GMAT idioms and sentence corrections can be hard to approach, particularly for those for whom English is not their first language (and even for those for whom it is). Unlike the reading comprehension section, these parts of the test the taker’s ability to recognize and correct constructions that are not “literally derived from the most basic rules of grammar and vocabulary.”
The Official GMAT blog has even addressed this issue about GMAT idioms and sentence corrections. They assure test takers–a growing number of whom are international–that this isn’t “an American test.”
“As the GMAT exam has expanded globally and been taken by more students from around the world, GMAC has continually made extra efforts to ensure that newly introduced GMAT items do not depend on familiarity with distinctively American expressions and usages. We have taken steps all along the way to ensure global fairness and appropriateness.”
As far as grammar goes, they reinforce the idea that even though many answers may “seem” right, “the correct answer is the sentence that is most “effective,” the sentence that better expresses the idea.”
Another post about GMAT idioms and other grammar questions at Beat The GMAT recommends that test takers really trust their ear when faced with especially difficult questions: those “rare idioms, awkward phrasing, and suspicious pronouns [that are designed] to keep you off balance.”
They encourage you to really “forget the rules, and pretend that you’re saying the sentence to your best friend. Pick whichever choice makes you feel the least ridiculous.” To help drive this point home, they walk through a particularly gruesome question that deals with many issues.
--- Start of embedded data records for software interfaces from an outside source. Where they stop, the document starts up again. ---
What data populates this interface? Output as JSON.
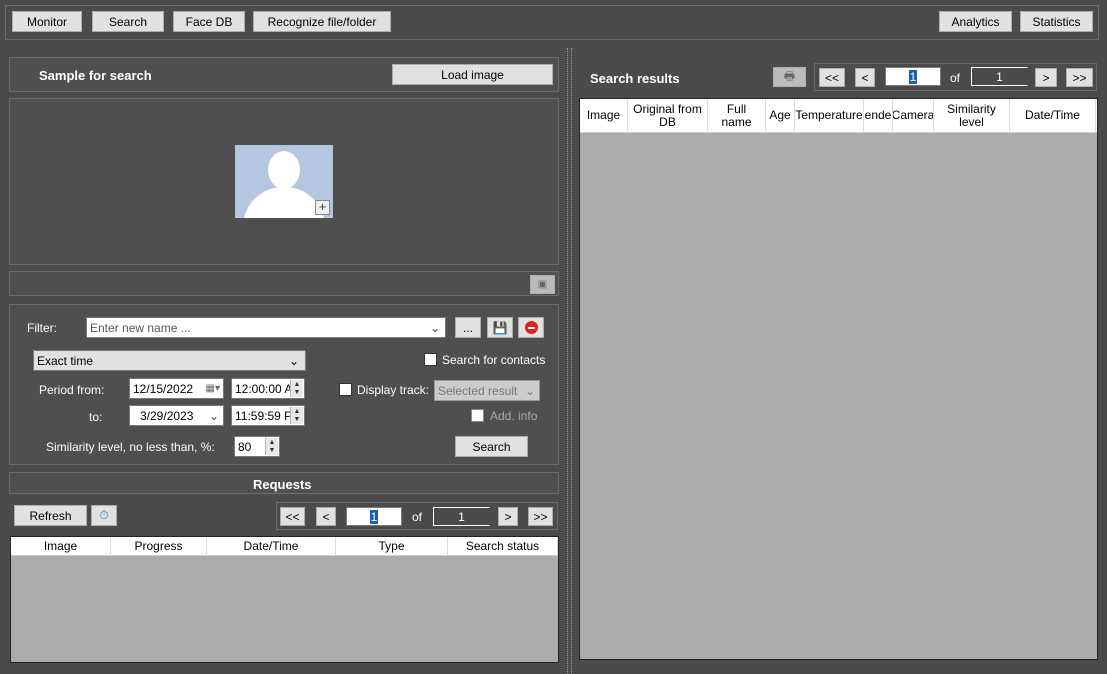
{
  "toolbar": {
    "monitor": "Monitor",
    "search": "Search",
    "face_db": "Face DB",
    "recognize": "Recognize file/folder",
    "analytics": "Analytics",
    "statistics": "Statistics"
  },
  "sample": {
    "title": "Sample for search",
    "load_image": "Load image"
  },
  "filter": {
    "label": "Filter:",
    "placeholder": "Enter new name ...",
    "more": "...",
    "mode": "Exact time",
    "search_contacts": "Search for contacts",
    "period_from": "Period from:",
    "to": "to:",
    "date_from": "12/15/2022",
    "time_from": "12:00:00 A",
    "date_to": "3/29/2023",
    "time_to": "11:59:59 P",
    "display_track": "Display track:",
    "track_value": "Selected result",
    "add_info": "Add. info",
    "similarity_label": "Similarity level, no less than, %:",
    "similarity": "80",
    "search": "Search"
  },
  "requests": {
    "title": "Requests",
    "refresh": "Refresh",
    "first": "<<",
    "prev": "<",
    "page": "1",
    "of": "of",
    "total": "1",
    "next": ">",
    "last": ">>",
    "columns": [
      "Image",
      "Progress",
      "Date/Time",
      "Type",
      "Search status"
    ]
  },
  "results": {
    "title": "Search results",
    "first": "<<",
    "prev": "<",
    "page": "1",
    "of": "of",
    "total": "1",
    "next": ">",
    "last": ">>",
    "columns": [
      "Image",
      "Original from DB",
      "Full name",
      "Age",
      "Temperature",
      "ende",
      "Camera",
      "Similarity level",
      "Date/Time"
    ]
  }
}
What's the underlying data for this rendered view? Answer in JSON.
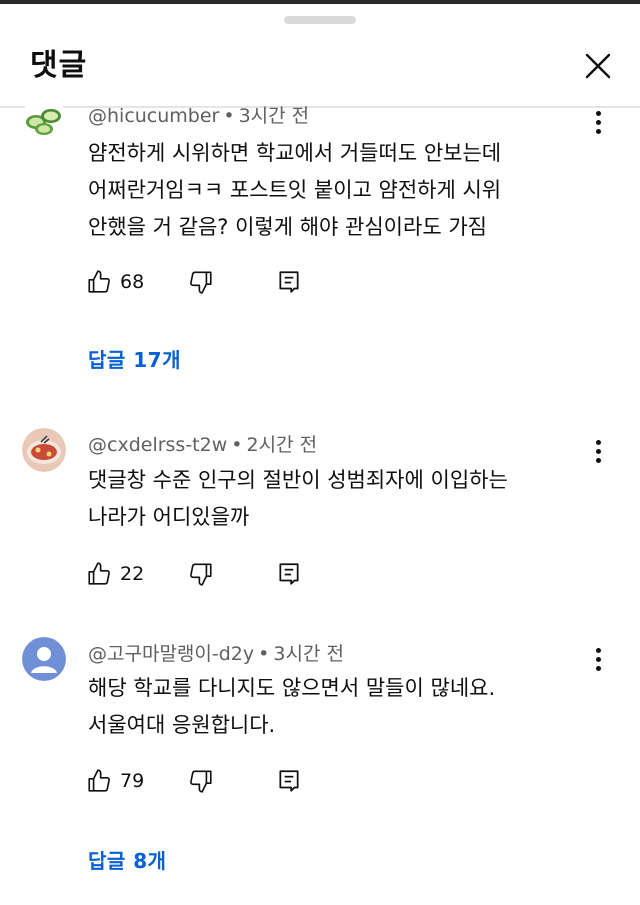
{
  "panel": {
    "title": "댓글"
  },
  "comments": [
    {
      "handle": "@hicucumber",
      "separator": "•",
      "time": "3시간 전",
      "avatar": "cucumber-avatar",
      "lines": [
        "얌전하게 시위하면 학교에서 거들떠도 안보는데",
        "어쩌란거임ㅋㅋ 포스트잇 붙이고 얌전하게 시위",
        "안했을 거 같음? 이렇게 해야 관심이라도 가짐"
      ],
      "likes": "68",
      "replies_label": "답글 17개"
    },
    {
      "handle": "@cxdelrss-t2w",
      "separator": "•",
      "time": "2시간 전",
      "avatar": "food-avatar",
      "lines": [
        "댓글창 수준 인구의 절반이 성범죄자에 이입하는",
        "나라가 어디있을까"
      ],
      "likes": "22",
      "replies_label": ""
    },
    {
      "handle": "@고구마말랭이-d2y",
      "separator": "•",
      "time": "3시간 전",
      "avatar": "default-person-avatar",
      "lines": [
        "해당 학교를 다니지도 않으면서 말들이 많네요.",
        "서울여대 응원합니다."
      ],
      "likes": "79",
      "replies_label": "답글 8개"
    }
  ],
  "colors": {
    "link_blue": "#065fd4",
    "secondary_text": "#606060",
    "default_avatar_bg": "#6f8fd6"
  }
}
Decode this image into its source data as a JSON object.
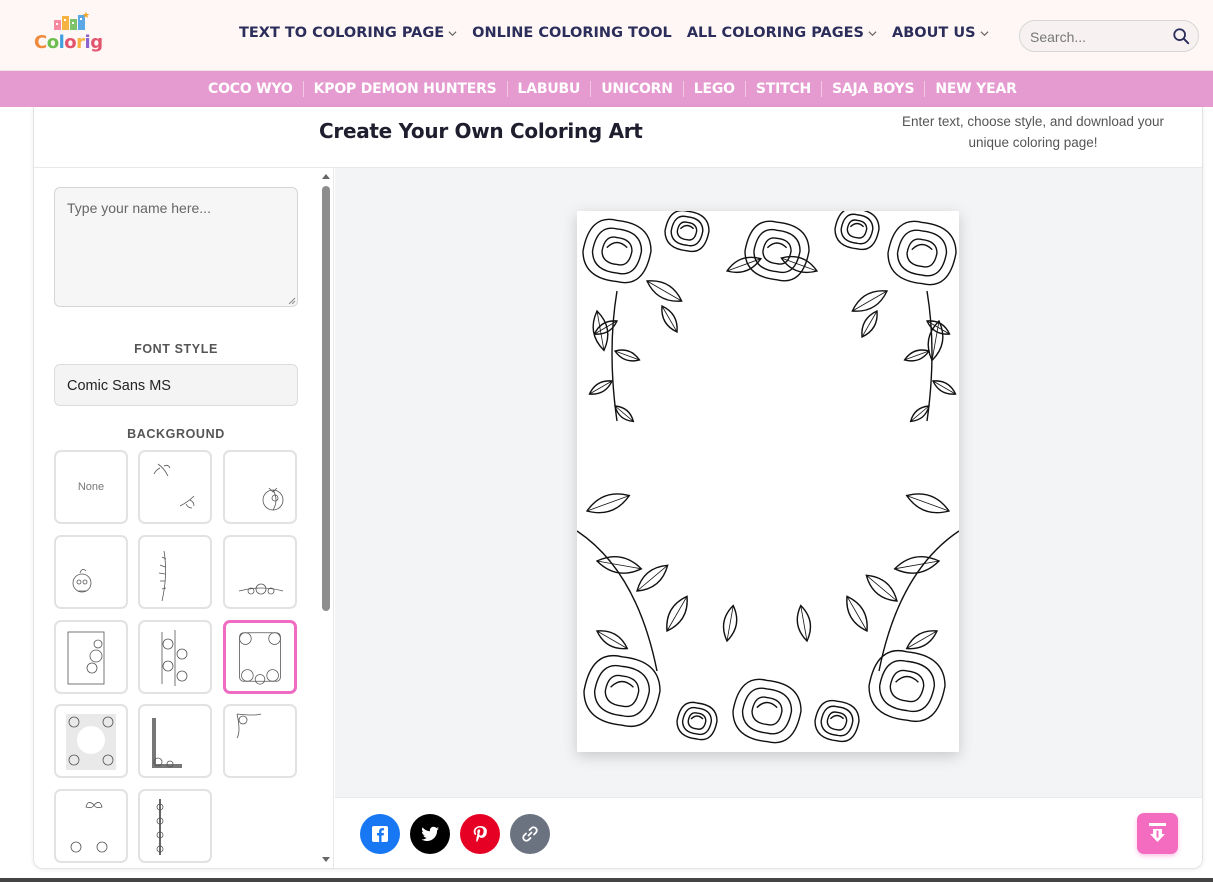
{
  "header": {
    "logo_text": "Colorig",
    "nav": [
      {
        "label": "TEXT TO COLORING PAGE",
        "has_dropdown": true
      },
      {
        "label": "ONLINE COLORING TOOL",
        "has_dropdown": false
      },
      {
        "label": "ALL COLORING PAGES",
        "has_dropdown": true
      },
      {
        "label": "ABOUT US",
        "has_dropdown": true
      }
    ],
    "search_placeholder": "Search..."
  },
  "categories": [
    "COCO WYO",
    "KPOP DEMON HUNTERS",
    "LABUBU",
    "UNICORN",
    "LEGO",
    "STITCH",
    "SAJA BOYS",
    "NEW YEAR"
  ],
  "card": {
    "title": "Create Your Own Coloring Art",
    "subtitle": "Enter text, choose style, and download your unique coloring page!"
  },
  "panel": {
    "name_placeholder": "Type your name here...",
    "font_style_label": "FONT STYLE",
    "font_value": "Comic Sans MS",
    "background_label": "BACKGROUND",
    "none_label": "None",
    "backgrounds": [
      {
        "name": "none"
      },
      {
        "name": "corner-sprigs"
      },
      {
        "name": "moon-flower"
      },
      {
        "name": "skull-flower"
      },
      {
        "name": "lavender-vine"
      },
      {
        "name": "flower-garland"
      },
      {
        "name": "frame-roses"
      },
      {
        "name": "double-rose-border"
      },
      {
        "name": "rose-frame",
        "selected": true
      },
      {
        "name": "dense-floral-wreath"
      },
      {
        "name": "corner-floral-L"
      },
      {
        "name": "corner-vine"
      },
      {
        "name": "butterfly-corners"
      },
      {
        "name": "side-vine"
      }
    ]
  },
  "share": [
    {
      "name": "facebook",
      "color": "#1877f2"
    },
    {
      "name": "twitter",
      "color": "#000000"
    },
    {
      "name": "pinterest",
      "color": "#e60023"
    },
    {
      "name": "copy-link",
      "color": "#6b7280"
    }
  ],
  "colors": {
    "nav_text": "#2b2d5a",
    "category_bar": "#e59bd0",
    "accent_pink": "#f46cc0",
    "selected_border": "#f06bc2"
  }
}
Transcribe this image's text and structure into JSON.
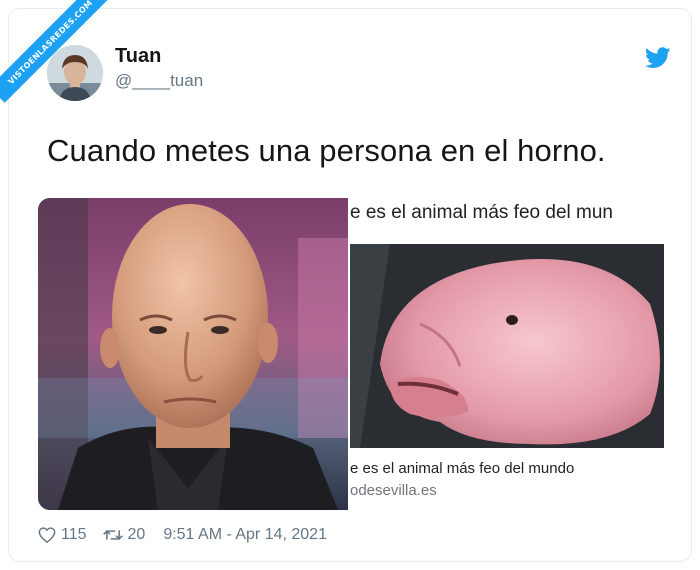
{
  "watermark": {
    "text": "VISTOENLASREDES.COM"
  },
  "tweet": {
    "display_name": "Tuan",
    "handle": "@____tuan",
    "text": "Cuando metes una persona en el horno."
  },
  "media": {
    "right_headline": "e es el animal más feo del mun",
    "right_caption": "e es el animal más feo del mundo",
    "right_domain": "odesevilla.es"
  },
  "footer": {
    "likes": "115",
    "retweets": "20",
    "timestamp": "9:51 AM - Apr 14, 2021"
  },
  "colors": {
    "accent": "#1da1f2",
    "text": "#14171a",
    "muted": "#657786"
  },
  "icons": [
    "twitter-bird-icon",
    "heart-icon",
    "retweet-icon"
  ]
}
Even though the point of that specific post is to help you feel comfortable making a decision to trust your ear, the blog is also quick to point out the importance of being familiar with GMAT idioms and correct pronoun usage. Being able to do both is important, whether you are applying abroad or to Washington DC MBA programs.